A 5-1 win over Jordan in Sydney saw the Aussies top Group B with seven wins from eight games, ensuring a high seeding for the next stage which will see the 12 successful teams split into two groups, with the top two from each group automatically earning a ticket to Russia.
Coming on top of last year's Asian Cup triumph, the coach said it was time critics started to show some more faith in the national team.
"I mean, I don't get it. Just watch what the team's doing ... that should tell you enough, Postecoglou said.
"We're not going to be worried about who we get in our group. We've had some tough groups in every competition that we've been in.
"We had a tough group in the World Cup, we had Korea in our group in the Asian Cup.
"We've had Jordan - who, don't forget finished fifth in the last World Cup campaign in the play-off spot - in our group again.
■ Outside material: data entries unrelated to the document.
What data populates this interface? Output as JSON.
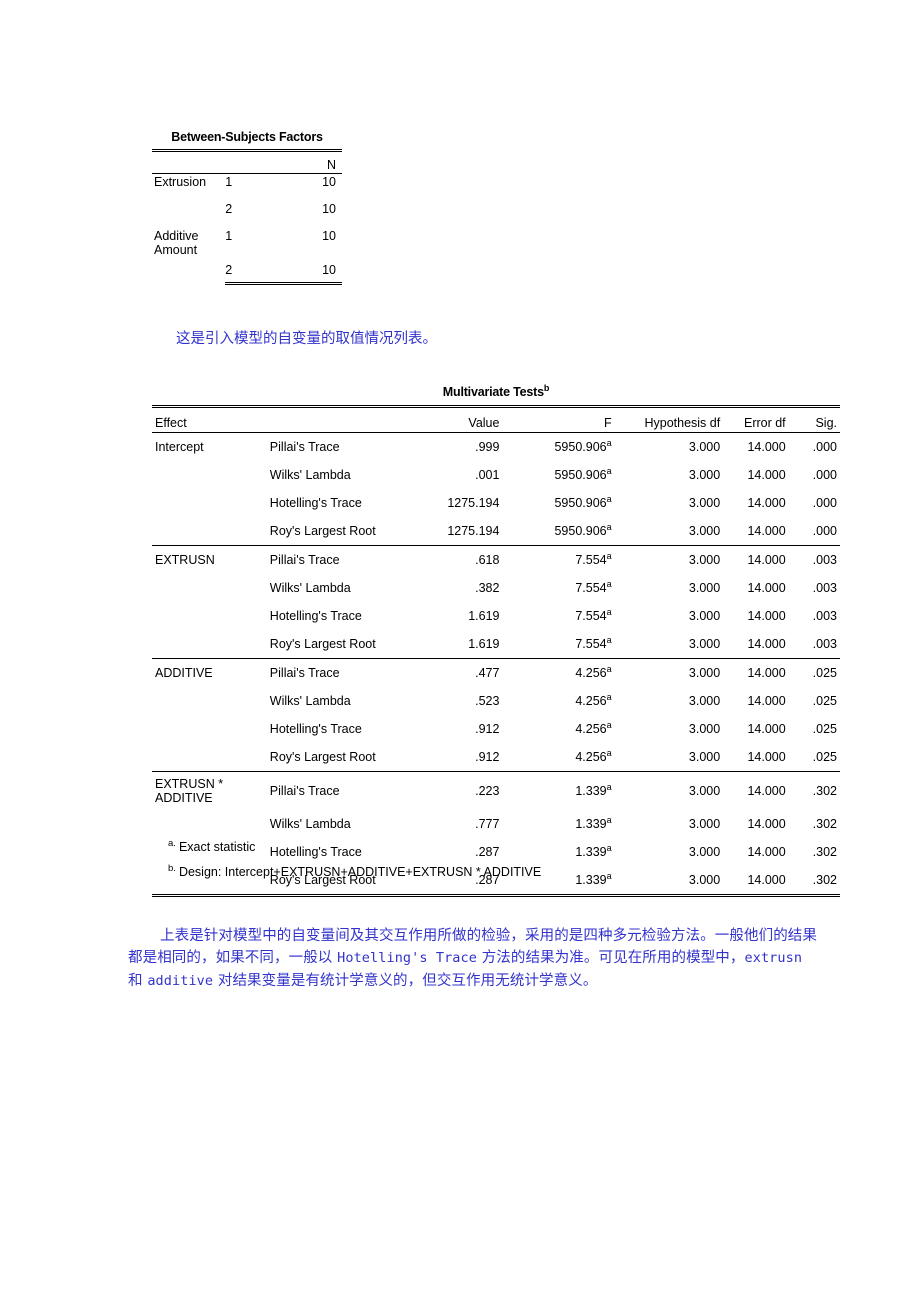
{
  "table1": {
    "title": "Between-Subjects Factors",
    "columns": [
      "",
      "",
      "N"
    ],
    "rows": [
      {
        "factor": "Extrusion",
        "level": "1",
        "n": "10"
      },
      {
        "factor": "",
        "level": "2",
        "n": "10"
      },
      {
        "factor": "Additive Amount",
        "level": "1",
        "n": "10"
      },
      {
        "factor": "",
        "level": "2",
        "n": "10"
      }
    ]
  },
  "note1": "这是引入模型的自变量的取值情况列表。",
  "table2": {
    "title": "Multivariate Tests",
    "title_superscript": "b",
    "columns": {
      "effect": "Effect",
      "test": "",
      "value": "Value",
      "f": "F",
      "hypothesis_df": "Hypothesis df",
      "error_df": "Error df",
      "sig": "Sig."
    },
    "groups": [
      {
        "effect": "Intercept",
        "rows": [
          {
            "test": "Pillai's Trace",
            "value": ".999",
            "f": "5950.906",
            "f_sup": "a",
            "hyp_df": "3.000",
            "err_df": "14.000",
            "sig": ".000"
          },
          {
            "test": "Wilks' Lambda",
            "value": ".001",
            "f": "5950.906",
            "f_sup": "a",
            "hyp_df": "3.000",
            "err_df": "14.000",
            "sig": ".000"
          },
          {
            "test": "Hotelling's Trace",
            "value": "1275.194",
            "f": "5950.906",
            "f_sup": "a",
            "hyp_df": "3.000",
            "err_df": "14.000",
            "sig": ".000"
          },
          {
            "test": "Roy's Largest Root",
            "value": "1275.194",
            "f": "5950.906",
            "f_sup": "a",
            "hyp_df": "3.000",
            "err_df": "14.000",
            "sig": ".000"
          }
        ]
      },
      {
        "effect": "EXTRUSN",
        "rows": [
          {
            "test": "Pillai's Trace",
            "value": ".618",
            "f": "7.554",
            "f_sup": "a",
            "hyp_df": "3.000",
            "err_df": "14.000",
            "sig": ".003"
          },
          {
            "test": "Wilks' Lambda",
            "value": ".382",
            "f": "7.554",
            "f_sup": "a",
            "hyp_df": "3.000",
            "err_df": "14.000",
            "sig": ".003"
          },
          {
            "test": "Hotelling's Trace",
            "value": "1.619",
            "f": "7.554",
            "f_sup": "a",
            "hyp_df": "3.000",
            "err_df": "14.000",
            "sig": ".003"
          },
          {
            "test": "Roy's Largest Root",
            "value": "1.619",
            "f": "7.554",
            "f_sup": "a",
            "hyp_df": "3.000",
            "err_df": "14.000",
            "sig": ".003"
          }
        ]
      },
      {
        "effect": "ADDITIVE",
        "rows": [
          {
            "test": "Pillai's Trace",
            "value": ".477",
            "f": "4.256",
            "f_sup": "a",
            "hyp_df": "3.000",
            "err_df": "14.000",
            "sig": ".025"
          },
          {
            "test": "Wilks' Lambda",
            "value": ".523",
            "f": "4.256",
            "f_sup": "a",
            "hyp_df": "3.000",
            "err_df": "14.000",
            "sig": ".025"
          },
          {
            "test": "Hotelling's Trace",
            "value": ".912",
            "f": "4.256",
            "f_sup": "a",
            "hyp_df": "3.000",
            "err_df": "14.000",
            "sig": ".025"
          },
          {
            "test": "Roy's Largest Root",
            "value": ".912",
            "f": "4.256",
            "f_sup": "a",
            "hyp_df": "3.000",
            "err_df": "14.000",
            "sig": ".025"
          }
        ]
      },
      {
        "effect": "EXTRUSN * ADDITIVE",
        "rows": [
          {
            "test": "Pillai's Trace",
            "value": ".223",
            "f": "1.339",
            "f_sup": "a",
            "hyp_df": "3.000",
            "err_df": "14.000",
            "sig": ".302"
          },
          {
            "test": "Wilks' Lambda",
            "value": ".777",
            "f": "1.339",
            "f_sup": "a",
            "hyp_df": "3.000",
            "err_df": "14.000",
            "sig": ".302"
          },
          {
            "test": "Hotelling's Trace",
            "value": ".287",
            "f": "1.339",
            "f_sup": "a",
            "hyp_df": "3.000",
            "err_df": "14.000",
            "sig": ".302"
          },
          {
            "test": "Roy's Largest Root",
            "value": ".287",
            "f": "1.339",
            "f_sup": "a",
            "hyp_df": "3.000",
            "err_df": "14.000",
            "sig": ".302"
          }
        ]
      }
    ],
    "footnotes": [
      {
        "mark": "a.",
        "text": "Exact statistic"
      },
      {
        "mark": "b.",
        "text": "Design: Intercept+EXTRUSN+ADDITIVE+EXTRUSN * ADDITIVE"
      }
    ]
  },
  "note2": {
    "seg1": "上表是针对模型中的自变量间及其交互作用所做的检验，采用的是四种多元检验方法。一般他们的结果都是相同的，如果不同，一般以 ",
    "mono1": "Hotelling's Trace",
    "seg2": " 方法的结果为准。可见在所用的模型中，",
    "mono2": "extrusn",
    "seg3": " 和 ",
    "mono3": "additive",
    "seg4": " 对结果变量是有统计学意义的，但交互作用无统计学意义。"
  },
  "colors": {
    "note_blue": "#3333cc",
    "rule": "#000000",
    "page_bg": "#ffffff"
  }
}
"And we've overcome all those things.
"So whoever we get, we get, and we'll go at them."
Just which teams Australia will have to overcome to reach the World Cup finals for the fourth consecutive time will be revealed on April 12 when the draw is conducted in Kuala Lumpur.
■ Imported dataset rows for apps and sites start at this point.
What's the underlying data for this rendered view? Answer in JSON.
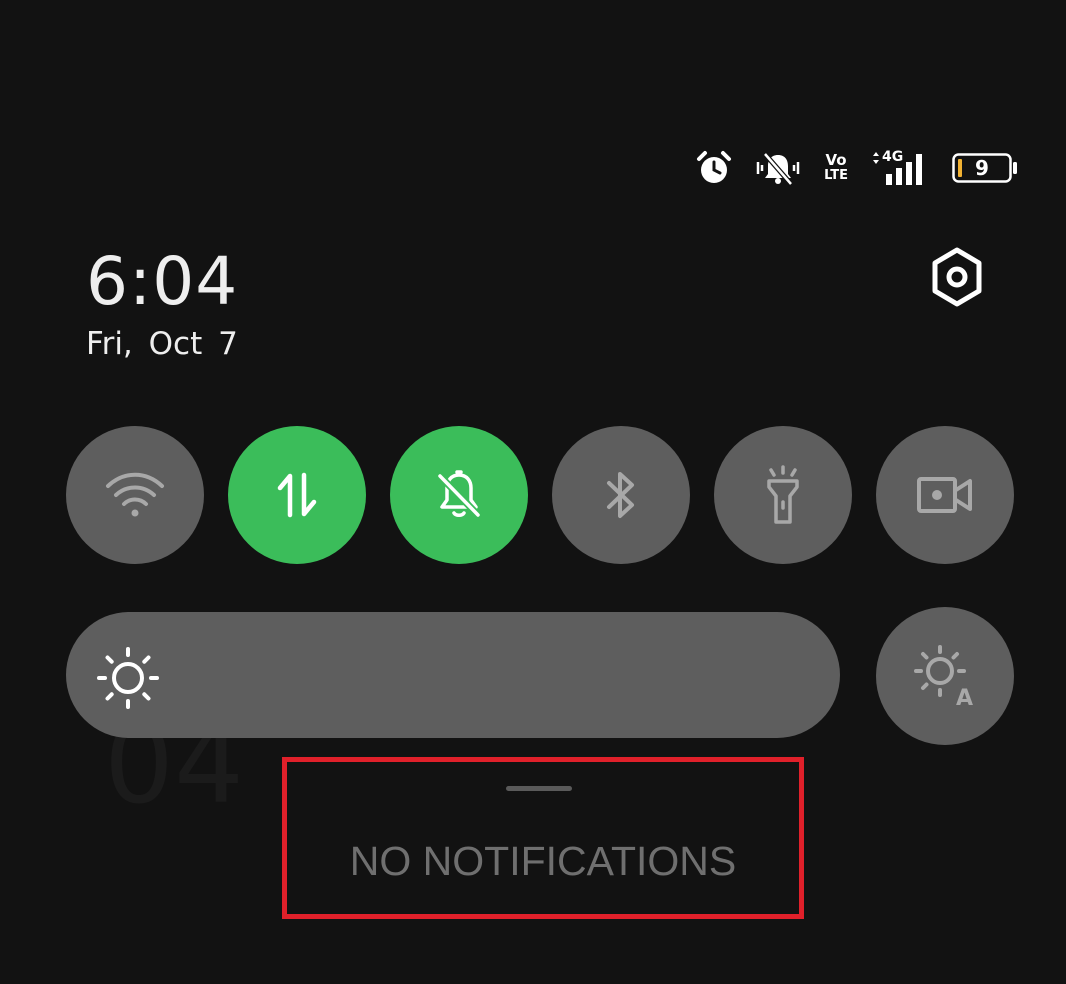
{
  "status_bar": {
    "icons": [
      "alarm-icon",
      "vibrate-silent-icon",
      "volte-icon",
      "signal-4g-icon",
      "battery-icon"
    ],
    "volte_top": "Vo",
    "volte_bottom": "LTE",
    "network_type": "4G",
    "battery_level": "9",
    "battery_color": "#f2b233"
  },
  "header": {
    "time": "6:04",
    "date": "Fri,  Oct 7",
    "settings_icon": "gear-icon"
  },
  "quick_tiles": [
    {
      "name": "wifi",
      "icon": "wifi-icon",
      "active": false
    },
    {
      "name": "mobile-data",
      "icon": "data-transfer-icon",
      "active": true
    },
    {
      "name": "do-not-disturb",
      "icon": "bell-off-icon",
      "active": true
    },
    {
      "name": "bluetooth",
      "icon": "bluetooth-icon",
      "active": false
    },
    {
      "name": "flashlight",
      "icon": "flashlight-icon",
      "active": false
    },
    {
      "name": "screen-record",
      "icon": "video-camera-icon",
      "active": false
    }
  ],
  "brightness": {
    "icon": "sun-icon",
    "auto_icon": "auto-brightness-icon",
    "auto_letter": "A"
  },
  "colors": {
    "tile_active": "#3bbd5a",
    "tile_inactive": "#5e5e5e",
    "background": "#121212",
    "highlight": "#e0202a"
  },
  "notifications": {
    "empty_label": "NO NOTIFICATIONS"
  }
}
As they were in last week's 7-0 win over Tajikistan in Adelaide, the Socceroos were dominant against Jordan, racing to a 3-0 lead by half-time after a double to Tim Cahill and a precision strike by Aaron Mooy.
Jordan, which beat Australia 2-0 in Amman in October, had no answers, manager Harry Redknapp lamenting the lack of professionalism within the game in Jordan.
"The whole structure of the set up needs work. There is so much work needs doing," he said.
"We had no analyst on the opposition, no sports scientist.
"The players all play in Jordan, most of them. They are short on fitness. So when they play better teams they struggle for fitness.
"What can you do?"
The only concern for the Socceroos was a horror tackle by Yousef Ahmed Mohammad on Robbie Kruse, who was playing his first game for the side since the Asian Cup final.
Kruse was outstanding with three goal assists before being cut down in the second half, with commentators and fans incredulous the offender didn't cop a red card.